The 3D visual effects in Poltergeist are pretty well done. They’re not just the run-of-the-mill gimmicky in-your-face-every-five-minutes 3D effects, they actually add texture and definition to the film. The 3D is used to emphasize depth perception and to place the viewer right into the house with the Bowens. Through careful attention to depth-of-field and the different focal planes, Gil Kenan is able to create an actual 3D world instead of just throw things at the camera. Of course, it does go a bit overboard during the CG-heavy third act of the film, but when it’s under control, which is for most of the movie, it looks great. If there’s one reason to see Poltergeist in a theater rather than waiting for home video, it’s the 3D.
Maybe it’s because it’s impossible to not compare this Poltergeist to the original, which was terrifying, but this Poltergeist isn’t very scary. There are a couple of decent jump scares, and a few tense suspense scenes, but overall, it’s a pretty tame affair. The scariest scene is most likely the infamous clown scene, which could raise a few goosebumps in the right environment, but it still pales in comparison to the same scene in the original film. Again, it might not be fair to compare it to such a scary benchmark, but the 1982 version was rated PG – this one is rated PG-13. It’s almost like this Poltergeist is trying to not scare people out of immense respect for the original. In reality, it should try to pay respect by being scarier. It doesn’t.
Cast and Crew
- Director(s): Gil Kenan
- Producer(s): Sam RaimiRobert G. TapertNathan KahaneRoy Lee
- Screenwriter(s): David Lindsay-Abaire
- Story: Steven Spielberg
- Cast: Sam RockwellRosemarie DeWittSaxon Sharbino Kyle CatlettKennedi ClementsJared HarrisSusan HeywardNicholas Braun
- Editor(s): Jeff Betancourt
- Cinematographer: Javier Aguirresarobe
- Production Designer(s):

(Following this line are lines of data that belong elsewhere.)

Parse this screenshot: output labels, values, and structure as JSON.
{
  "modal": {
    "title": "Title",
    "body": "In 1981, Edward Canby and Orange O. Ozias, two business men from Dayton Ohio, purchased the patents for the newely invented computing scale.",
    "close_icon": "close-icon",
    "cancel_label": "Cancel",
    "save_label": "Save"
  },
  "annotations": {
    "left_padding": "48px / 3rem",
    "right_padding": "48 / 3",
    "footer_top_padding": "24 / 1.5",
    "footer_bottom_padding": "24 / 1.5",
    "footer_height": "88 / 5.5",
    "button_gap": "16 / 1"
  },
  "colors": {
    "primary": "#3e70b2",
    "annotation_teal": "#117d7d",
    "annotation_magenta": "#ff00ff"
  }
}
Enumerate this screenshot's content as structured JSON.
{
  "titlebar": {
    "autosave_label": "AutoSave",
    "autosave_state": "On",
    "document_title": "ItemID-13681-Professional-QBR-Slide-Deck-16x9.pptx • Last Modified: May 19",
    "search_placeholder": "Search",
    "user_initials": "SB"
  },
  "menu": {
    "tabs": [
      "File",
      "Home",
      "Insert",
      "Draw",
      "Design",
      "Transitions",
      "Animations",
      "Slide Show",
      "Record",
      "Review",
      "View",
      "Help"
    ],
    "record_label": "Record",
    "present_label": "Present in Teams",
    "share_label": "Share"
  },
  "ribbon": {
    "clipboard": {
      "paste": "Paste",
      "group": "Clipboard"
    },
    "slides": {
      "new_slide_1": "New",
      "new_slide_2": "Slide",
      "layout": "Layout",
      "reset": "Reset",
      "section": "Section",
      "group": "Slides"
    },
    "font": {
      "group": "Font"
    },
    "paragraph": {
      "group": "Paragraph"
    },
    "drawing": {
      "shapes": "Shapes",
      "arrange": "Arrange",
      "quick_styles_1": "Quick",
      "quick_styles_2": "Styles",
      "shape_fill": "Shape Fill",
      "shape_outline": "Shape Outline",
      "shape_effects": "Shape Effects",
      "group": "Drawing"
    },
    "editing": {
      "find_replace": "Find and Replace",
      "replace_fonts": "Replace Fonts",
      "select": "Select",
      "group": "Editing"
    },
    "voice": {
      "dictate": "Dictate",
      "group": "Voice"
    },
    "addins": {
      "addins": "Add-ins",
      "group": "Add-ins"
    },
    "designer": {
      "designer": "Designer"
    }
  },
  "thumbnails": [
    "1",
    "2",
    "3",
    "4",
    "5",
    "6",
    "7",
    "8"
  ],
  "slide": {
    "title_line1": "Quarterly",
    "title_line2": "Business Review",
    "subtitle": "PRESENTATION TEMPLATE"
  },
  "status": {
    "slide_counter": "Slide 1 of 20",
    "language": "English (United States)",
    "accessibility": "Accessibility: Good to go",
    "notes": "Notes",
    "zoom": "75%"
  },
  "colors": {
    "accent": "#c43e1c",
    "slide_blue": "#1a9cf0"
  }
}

- Costume Designer: Delphine White
- Casting Director(s): Scot BolandVictoria Burrows
- Music Score: Marc Streitenfeld
- Music Performed By:
- Country Of Origin: USA